Thirty years ago this year, Frank Sinatra recorded his emblematic song, "New York, New York." Today, the lyrics resonate with New Yorkers, multi-generations of Americans, and the millions who dream of one day visiting or living in the greatest city in the world.
NYC & Company, the city's official marketing, tourism and partnership organization, reports that in-bound travel to New York City in 2009 is likely to top 45 million visitors, a stronger performance than was earlier anticipated because of the recession, proving once again, that New York City is a vibrant travel destination for visitors and that even in hard times, New Yorkers always manage to make this city a thriving place, admired by millions who live here or hope to visit.
The people who come to New York City are innately "a part of it," just like Sinatra said. This year, Meb Keflezighi became the first U.S. citizen to win the ING New York City Marathon in twenty-seven years. He finished the 26.2 mile run with a huge American flag flapping proudly in his hands. Keflezighi proceeded to kiss the ground at the Central Park finish line. But Keflezighi is not American-born. He was born in Africa and became a U.S. citizen in 1998. He became an American and triumphed in New York City, proving that this city is the place for dreams to come true--for new comers and legendary institutions.
The New York Daily News called it "Pinstriped Pandemonium" this fall, referring to the crowd decked in classic Yankees pinstriped paraphernalia and their booming reaction in the Bronx when the Yankees won their 27th World Series Title. Fans from every borough had a chance to cheer the World Series Champions all the way from Battery Place and Broadway to City Hall at the November 9th parade.
Baseball clubs and, yes, even football franchises, hope for dynasties, three-peats or sweeps, but it takes a legend to make it all the way to an iconic 75th anniversary in this city. The famed Apollo Theater in Harlem is celebrating its 75th birthday after opening its doors in 1934. Since that time, the Apollo Theater has become a champion of cultural giving and a creative icon for Harlem, New York City, and the country. Performers like Ella Fitzgerald, Billie Holiday, Michael Jackson, Lauryn Hill, and Alicia Keys are all part of the Apollo's legend in our city. And for those seeking fame and trying to "make it" here, the nationally-known "Amateur Night at the Apollo" continues to provide that opportunity.
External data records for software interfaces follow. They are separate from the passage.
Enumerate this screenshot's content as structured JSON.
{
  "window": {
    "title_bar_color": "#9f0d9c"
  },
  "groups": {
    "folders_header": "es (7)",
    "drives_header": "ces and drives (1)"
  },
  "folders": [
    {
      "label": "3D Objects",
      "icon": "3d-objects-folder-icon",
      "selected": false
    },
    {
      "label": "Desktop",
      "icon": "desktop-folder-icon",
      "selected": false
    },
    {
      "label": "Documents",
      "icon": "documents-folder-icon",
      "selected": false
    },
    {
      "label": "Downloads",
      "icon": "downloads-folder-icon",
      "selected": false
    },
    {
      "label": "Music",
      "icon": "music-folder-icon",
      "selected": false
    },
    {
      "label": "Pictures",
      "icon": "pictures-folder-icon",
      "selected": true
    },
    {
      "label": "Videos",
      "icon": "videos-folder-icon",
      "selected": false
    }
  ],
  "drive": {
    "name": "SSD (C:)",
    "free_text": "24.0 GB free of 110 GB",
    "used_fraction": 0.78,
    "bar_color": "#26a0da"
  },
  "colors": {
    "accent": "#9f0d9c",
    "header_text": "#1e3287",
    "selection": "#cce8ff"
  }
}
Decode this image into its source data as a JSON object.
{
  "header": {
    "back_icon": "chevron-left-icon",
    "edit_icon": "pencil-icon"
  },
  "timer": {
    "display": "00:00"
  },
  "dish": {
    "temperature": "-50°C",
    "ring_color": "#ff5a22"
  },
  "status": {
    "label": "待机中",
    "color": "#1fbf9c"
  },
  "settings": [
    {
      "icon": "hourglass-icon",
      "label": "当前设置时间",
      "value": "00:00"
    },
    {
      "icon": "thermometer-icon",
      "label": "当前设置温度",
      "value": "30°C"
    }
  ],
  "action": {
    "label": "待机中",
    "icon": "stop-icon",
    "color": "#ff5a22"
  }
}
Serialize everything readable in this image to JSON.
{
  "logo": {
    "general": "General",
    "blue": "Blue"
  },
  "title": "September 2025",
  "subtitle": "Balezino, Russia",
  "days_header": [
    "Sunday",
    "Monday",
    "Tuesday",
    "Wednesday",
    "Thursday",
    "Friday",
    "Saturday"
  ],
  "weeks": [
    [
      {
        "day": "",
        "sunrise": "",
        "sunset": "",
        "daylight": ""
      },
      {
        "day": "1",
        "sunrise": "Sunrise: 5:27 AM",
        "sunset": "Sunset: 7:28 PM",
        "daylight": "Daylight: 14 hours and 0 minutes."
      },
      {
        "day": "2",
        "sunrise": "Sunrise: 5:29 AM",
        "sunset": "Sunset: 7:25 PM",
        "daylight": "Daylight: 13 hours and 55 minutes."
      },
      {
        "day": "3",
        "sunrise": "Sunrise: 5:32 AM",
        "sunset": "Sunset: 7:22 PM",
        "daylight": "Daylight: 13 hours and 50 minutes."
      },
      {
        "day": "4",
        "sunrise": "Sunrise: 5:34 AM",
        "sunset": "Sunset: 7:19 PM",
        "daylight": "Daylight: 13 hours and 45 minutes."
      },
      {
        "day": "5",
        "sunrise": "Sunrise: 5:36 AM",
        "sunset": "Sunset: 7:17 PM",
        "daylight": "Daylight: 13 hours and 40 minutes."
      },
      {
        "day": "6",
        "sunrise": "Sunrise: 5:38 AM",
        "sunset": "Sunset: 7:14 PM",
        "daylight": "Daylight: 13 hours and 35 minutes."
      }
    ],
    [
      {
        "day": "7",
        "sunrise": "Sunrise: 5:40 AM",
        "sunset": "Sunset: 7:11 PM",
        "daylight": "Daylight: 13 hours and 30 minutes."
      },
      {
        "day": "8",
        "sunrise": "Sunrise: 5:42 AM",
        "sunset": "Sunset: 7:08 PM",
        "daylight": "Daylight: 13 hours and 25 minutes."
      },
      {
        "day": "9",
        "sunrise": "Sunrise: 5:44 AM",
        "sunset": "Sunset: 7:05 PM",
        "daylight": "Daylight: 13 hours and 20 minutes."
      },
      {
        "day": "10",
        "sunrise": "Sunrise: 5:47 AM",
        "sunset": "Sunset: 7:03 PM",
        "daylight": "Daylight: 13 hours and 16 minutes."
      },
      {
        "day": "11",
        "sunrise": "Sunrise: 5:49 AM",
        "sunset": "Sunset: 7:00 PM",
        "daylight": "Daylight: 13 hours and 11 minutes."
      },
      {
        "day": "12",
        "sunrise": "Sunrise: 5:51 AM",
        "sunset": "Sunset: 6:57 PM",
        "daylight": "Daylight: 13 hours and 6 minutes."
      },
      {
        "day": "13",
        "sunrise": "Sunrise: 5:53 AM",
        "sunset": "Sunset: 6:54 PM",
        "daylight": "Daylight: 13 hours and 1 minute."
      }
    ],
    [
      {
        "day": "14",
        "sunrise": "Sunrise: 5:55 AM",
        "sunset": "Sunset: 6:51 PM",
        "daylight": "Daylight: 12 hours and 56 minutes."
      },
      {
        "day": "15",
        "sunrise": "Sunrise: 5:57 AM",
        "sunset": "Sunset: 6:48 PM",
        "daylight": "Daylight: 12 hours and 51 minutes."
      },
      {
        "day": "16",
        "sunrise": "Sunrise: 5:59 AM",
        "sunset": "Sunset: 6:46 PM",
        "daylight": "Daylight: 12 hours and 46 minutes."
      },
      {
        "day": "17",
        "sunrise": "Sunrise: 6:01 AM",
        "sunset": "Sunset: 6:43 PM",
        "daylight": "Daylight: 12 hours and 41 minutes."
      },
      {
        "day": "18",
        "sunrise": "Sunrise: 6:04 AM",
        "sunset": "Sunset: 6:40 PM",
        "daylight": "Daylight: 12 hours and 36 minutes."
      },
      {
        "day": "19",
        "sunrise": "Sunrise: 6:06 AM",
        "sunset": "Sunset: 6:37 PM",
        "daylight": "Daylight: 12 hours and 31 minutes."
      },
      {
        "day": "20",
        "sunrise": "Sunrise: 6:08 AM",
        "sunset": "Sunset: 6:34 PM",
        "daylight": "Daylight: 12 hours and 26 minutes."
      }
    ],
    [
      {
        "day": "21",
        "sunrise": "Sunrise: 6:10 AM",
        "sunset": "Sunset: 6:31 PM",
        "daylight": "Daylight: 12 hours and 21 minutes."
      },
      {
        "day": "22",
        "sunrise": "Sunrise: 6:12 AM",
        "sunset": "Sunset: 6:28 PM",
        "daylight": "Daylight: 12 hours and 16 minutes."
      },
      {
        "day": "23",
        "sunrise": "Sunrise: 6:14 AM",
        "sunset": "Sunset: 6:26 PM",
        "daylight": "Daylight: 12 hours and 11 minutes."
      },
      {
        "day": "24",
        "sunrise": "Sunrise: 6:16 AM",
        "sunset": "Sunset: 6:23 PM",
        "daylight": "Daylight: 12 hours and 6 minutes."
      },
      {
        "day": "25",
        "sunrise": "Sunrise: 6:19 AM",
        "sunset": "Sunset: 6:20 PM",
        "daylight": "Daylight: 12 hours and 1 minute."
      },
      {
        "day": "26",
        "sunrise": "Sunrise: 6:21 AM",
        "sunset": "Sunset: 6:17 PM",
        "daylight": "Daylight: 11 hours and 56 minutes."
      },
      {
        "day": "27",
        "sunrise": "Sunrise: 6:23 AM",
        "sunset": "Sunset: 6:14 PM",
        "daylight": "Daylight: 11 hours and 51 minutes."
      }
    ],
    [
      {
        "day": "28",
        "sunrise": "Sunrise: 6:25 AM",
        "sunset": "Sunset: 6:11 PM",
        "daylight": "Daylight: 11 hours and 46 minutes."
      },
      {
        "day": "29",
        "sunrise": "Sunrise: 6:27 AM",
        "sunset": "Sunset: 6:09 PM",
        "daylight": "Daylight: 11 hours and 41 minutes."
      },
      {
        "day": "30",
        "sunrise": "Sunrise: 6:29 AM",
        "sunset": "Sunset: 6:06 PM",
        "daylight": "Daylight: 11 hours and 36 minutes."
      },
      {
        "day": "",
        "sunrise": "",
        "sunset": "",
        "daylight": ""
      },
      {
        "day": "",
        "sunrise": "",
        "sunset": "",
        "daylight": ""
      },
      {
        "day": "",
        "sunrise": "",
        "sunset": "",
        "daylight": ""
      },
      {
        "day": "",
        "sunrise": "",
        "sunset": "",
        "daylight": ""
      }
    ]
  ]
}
The Apollo celebration started in January led the way for others. In February, Alice Tully Hall, the Lincoln Center 1960s-era premier Concert Hall, went from a construction site to a place of rejuvenation. The architects' goal for the renovation was to make Alice Tully Hall more connected to the city, more open and welcoming to pedestrians. This is what our city's landmarks have stood for since the beginning. Central Park officially opened 150 years ago this year and this urban public park, too, was designed to flow openly--for everyone.
Modern versions of these concepts are finding their way into the New York City lexicon. There is an innovative place in the city that just completed an entire year of being in business. It's on the cutting edge. It has everything. Twenty-two restaurants, children friendly, free Wi-Fi, ample seating or a place to lie down for a relaxing massage. It's JFK's JetBlue terminal. Sure it gets buzz for its approach to customer service but that's not only what distinguishes it. What makes this terminal important is how it was developed to welcome people to our city. This concept of welcoming tourists is critical. For example, we know that international travelers make up 20% on average of our city's tourists. But the key is, they stay longer and spend more. Tourism is a vital part of our city's economy and welcoming our guests in new and innovative ways is a good idea and good business.
Possibly New York City's most important anniversary this year is credited to Henry Hudson who in 1609 boarded his Dutch vessel, Halve Maen, to a place called New Amsterdam, later New York. The 400th anniversary of Henry Hudson's discovery of Manhattan was marked by wonderful city-wide celebrations including the Metropolitan Museum of Art's Johannes Vermeer exhibit, the New Island Festival and the unveiling of the New Amsterdam Plein & Pavilion at Battery Park and other events all year long. Ironically, this year the Hudson River was the site of an event of upmost exuberance when Capt. "Sully" Sullenberger safely landed U.S. Airways flight 1549 in the Hudson River, saving the lives of 155 people on board. An event dubbed by some as the "Miracle on the Hudson."
In a city sometimes known for its toughness and grit, there is always a great deal of hope. The world is reminded of that each New Year's Eve when an estimated 500,000 people from all over are welcomed to watch a Waterford crystal ball drop at the stroke of midnight; disparate people together in Times Square enjoying a celebration of all good things to come in the New Year. To every New Yorker, our holiday visitors, and every admirer of New York City, have a happy, safe and healthy New Year.
Jonathan Tisch is Co-Chairman of the Board for Loews Corp., Chairman and CEO of Loews Hotels and host of television's "Beyond the Boardroom with Jonathan Tisch."